You will likely need to consult with a local tax professional to make sure you meet all your Delaware tax obligations. We recommend using Thumbtack.
Do it Yourself in Delaware
Annual Franchise Tax ($300)
All LLCs registered in Delaware are required to pay a $300 flat-rate tax every year in order to remain in compliance. See this lesson for instructions: DE LLC Annual Franchise Tax.
How is my LLC taxed in Delaware?
Delaware follows federal taxation rules. Having said that, whether or not you are a resident of the state will determine how you file and pay Delaware taxes.
If you’re a Single-Member LLC (1 member), you will be taxed like a Sole Proprietorship. DE Residents file their return on Form 200-01 and non-residents file their return on Form 200-02.
If you’re a Multi-Member LLC (2 or more members), you will be taxed like a Partnership and will file your return on Form 300 and DE Schedule K-1.
Business Services + Tax Forms
Individual Services + Tax Forms
Delaware does not impose a state sales tax.
Gross Receipts Tax
Delaware imposes a tax on the gross receipts of most businesses.

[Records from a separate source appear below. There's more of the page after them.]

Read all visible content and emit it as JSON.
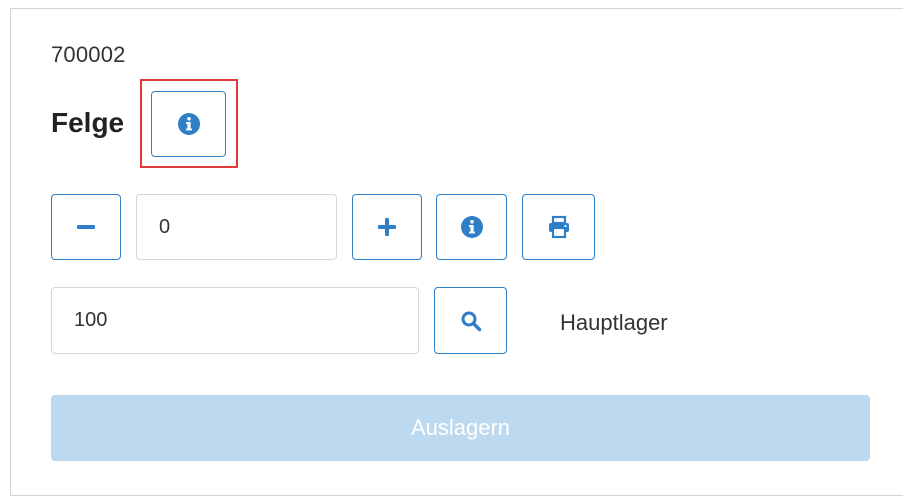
{
  "article": {
    "number": "700002",
    "name": "Felge"
  },
  "quantity": {
    "value": "0",
    "decrement_icon": "minus-icon",
    "increment_icon": "plus-icon",
    "info_icon": "info-icon",
    "print_icon": "print-icon"
  },
  "storage": {
    "location_value": "100",
    "search_icon": "search-icon",
    "location_name": "Hauptlager"
  },
  "actions": {
    "submit_label": "Auslagern"
  },
  "colors": {
    "accent": "#2f7fc6",
    "highlight": "#e03a3a",
    "disabled_button": "#bcd9f0"
  }
}
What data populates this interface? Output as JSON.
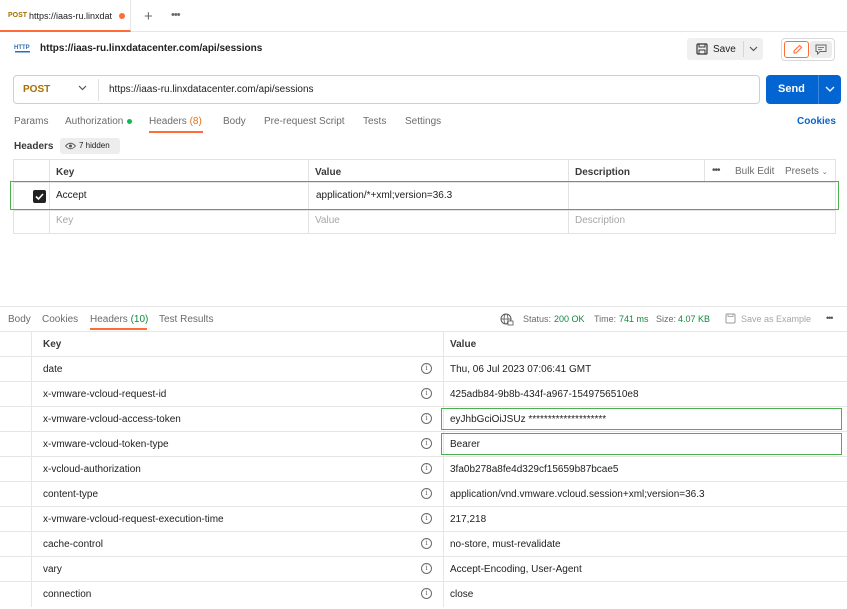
{
  "tab": {
    "method": "POST",
    "title": "https://iaas-ru.linxdat"
  },
  "title_bar": {
    "url_title": "https://iaas-ru.linxdatacenter.com/api/sessions",
    "save_label": "Save"
  },
  "request": {
    "method": "POST",
    "url": "https://iaas-ru.linxdatacenter.com/api/sessions",
    "send_label": "Send"
  },
  "request_tabs": [
    "Params",
    "Authorization",
    "Headers",
    "(8)",
    "Body",
    "Pre-request Script",
    "Tests",
    "Settings"
  ],
  "cookies_label": "Cookies",
  "headers_section": {
    "label": "Headers",
    "hidden": "7 hidden"
  },
  "req_table": {
    "columns": [
      "Key",
      "Value",
      "Description"
    ],
    "bulk_edit": "Bulk Edit",
    "presets": "Presets",
    "row": {
      "key": "Accept",
      "value": "application/*+xml;version=36.3"
    },
    "placeholder": {
      "key": "Key",
      "value": "Value",
      "description": "Description"
    }
  },
  "response_tabs": [
    "Body",
    "Cookies",
    "Headers",
    "(10)",
    "Test Results"
  ],
  "status": {
    "status_label": "Status:",
    "status_value": "200 OK",
    "time_label": "Time:",
    "time_value": "741 ms",
    "size_label": "Size:",
    "size_value": "4.07 KB",
    "save_example": "Save as Example"
  },
  "resp_table": {
    "columns": [
      "Key",
      "Value"
    ],
    "rows": [
      {
        "key": "date",
        "value": "Thu, 06 Jul 2023 07:06:41 GMT"
      },
      {
        "key": "x-vmware-vcloud-request-id",
        "value": "425adb84-9b8b-434f-a967-1549756510e8"
      },
      {
        "key": "x-vmware-vcloud-access-token",
        "value": "eyJhbGciOiJSUz ********************"
      },
      {
        "key": "x-vmware-vcloud-token-type",
        "value": "Bearer"
      },
      {
        "key": "x-vcloud-authorization",
        "value": "3fa0b278a8fe4d329cf15659b87bcae5"
      },
      {
        "key": "content-type",
        "value": "application/vnd.vmware.vcloud.session+xml;version=36.3"
      },
      {
        "key": "x-vmware-vcloud-request-execution-time",
        "value": "217,218"
      },
      {
        "key": "cache-control",
        "value": "no-store, must-revalidate"
      },
      {
        "key": "vary",
        "value": "Accept-Encoding, User-Agent"
      },
      {
        "key": "connection",
        "value": "close"
      }
    ]
  },
  "colors": {
    "accent": "#ff6c37",
    "send": "#0265d2",
    "method": "#a76f00",
    "highlight": "#4caf50"
  }
}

Gross receipts are the total amount received from the sale of goods or services sold by the business. Gross receipts tax rates range from 0.1037% to 2.0736%, depending on your business activity. See here for chart: Delaware Division of Revenue: Licenses and Tax Rates List
Tax Guides Based on Industry
For more info on taxes based on your business industry, see Delaware’s Tax Tips.
If You Have Employees
If you have employees, you are required to withhold State of Delaware withholding tax for each employee and submit this to the Delaware Division of Revenue. You register as a withholding agent by mail or online.
What other taxes/forms are due?
Depending on your industry, where your business is located, how you are taxed by the IRS, and whether or not you have employees, will determine which additional taxes and forms are due.
Some examples of other taxes and forms due are:
- Form 200
- Form 300/Schedule K-1
- Net Income Tax
- Motor Vehicle Fuels Tax
- Franchise Tax
- Property Tax
- And potentially more
Calculating your tax obligations in Delaware can be complicated and if done improperly can negatively impact your LLC.
Hiring a tax professional will not only help you keep your Delaware LLC in compliance, but it will also give you an advisor to go to for other business questions.
You’ll want someone who’s a good fit for your company, makes you feel comfortable, and is willing to answer all of your questions. It should be someone you like personally as well as professionally. We recommend talking with at least 2-3 people before making your final decision.